Need to continuously keep launching new products to stay alive? In the absence of templatisation and standardisation, your design quality will suffer and dwindle out.
Need to keep testing out new business models because the one you have currently isn’t rock solid? You’ll continue shipping MVPs (with reduced scopes and reduced attention to detail) until you figure out your actual business.
Building features with no direct primary connection to business outcomes? You’d continue having to fight for time & resources to keep polishing those, against the pushy business team that has objectives to meet.
Design & business models
Business models for digital products usually fall under these 3 categories:
|Business model||How it works||State of design|

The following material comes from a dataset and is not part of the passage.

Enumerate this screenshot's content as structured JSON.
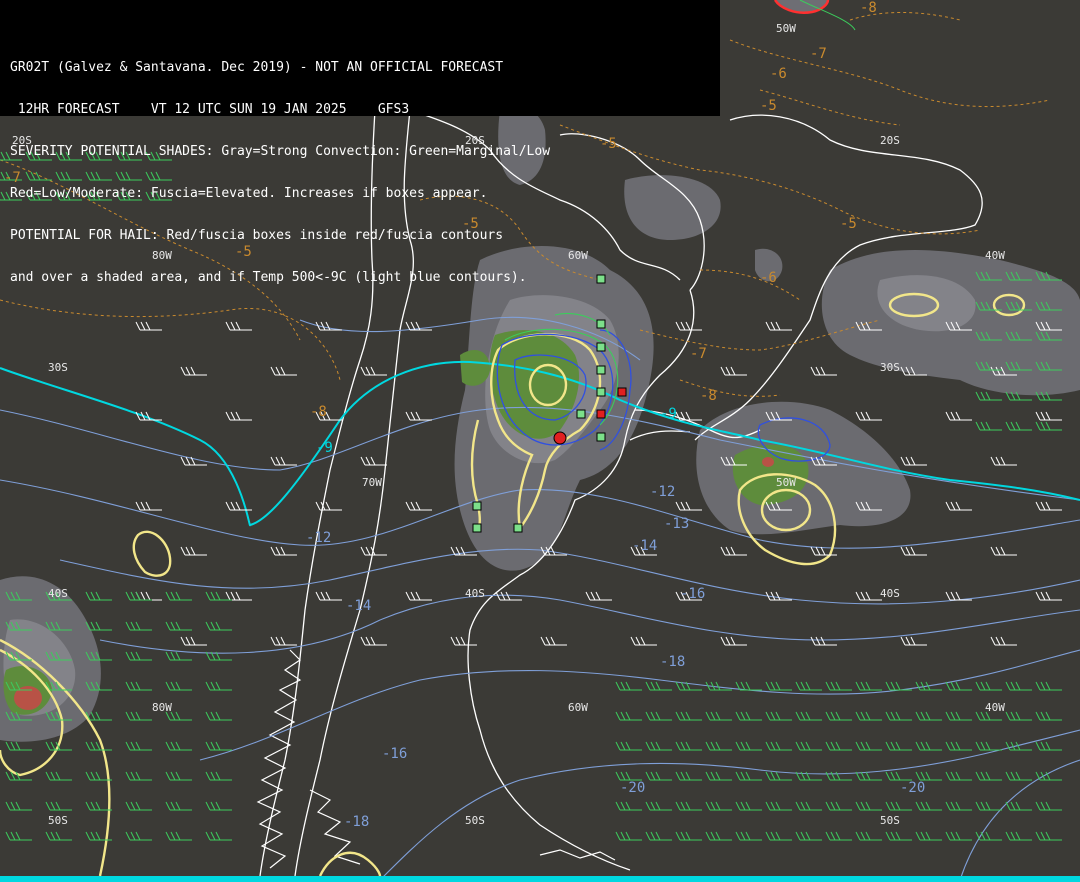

|✅ Product-led||Your business is the product you sell. There wouldn't be a company if you take out the product.||Good design will be table-stakes, and design innovation will be encouraged.|
|🟡 Product-enabled||You're selling a commodity or a service that your product enables you to sell. But beyond that enablement, there's not much additional value that the product adds to the business. But if you take the product out, you'd not be able to run your business.||Good design helps, but it will get standardised.|
|⛔️ Product-supported||The product helps your business run marginally better but doesn't add more value than that. If you take the product out, you'd still be able to run the business as a service.||Design will converge to low quality, and will struggle in perpetuity.|
Companies like Apple & Airbnb – they are spectacular product-led businesses. What they make is exactly what they sell. They charge top dollar and a premium for their product. In return, they take their own time to refine and perfect their experience to a very singular sense of taste and refinement. They’re able to do this because their business allows them to ship slowly and intentionally. They make loud and spectacular announcements around their product launches because their business allows them to, and benefits if they do so. That’s a great setup.
One place that is ripe for disruption with the right alignment of how the business operates and how great products can be designed is Enterprise SaaS — you can take your own time, solve a problem really really well and charge top dollar for the product that you sell. Design can have the necessary time and breathing room to do an amazing job because of this business <> design alignment. There are many examples too: Shopify, Linear, GitHub, Asana and so on.
In the best case: Good design is good business. When this correlation is not true, executing exceptional design will generally be at odds (or decoupled) with building a good business and that friction will continue to manifest in very clear impediments to design.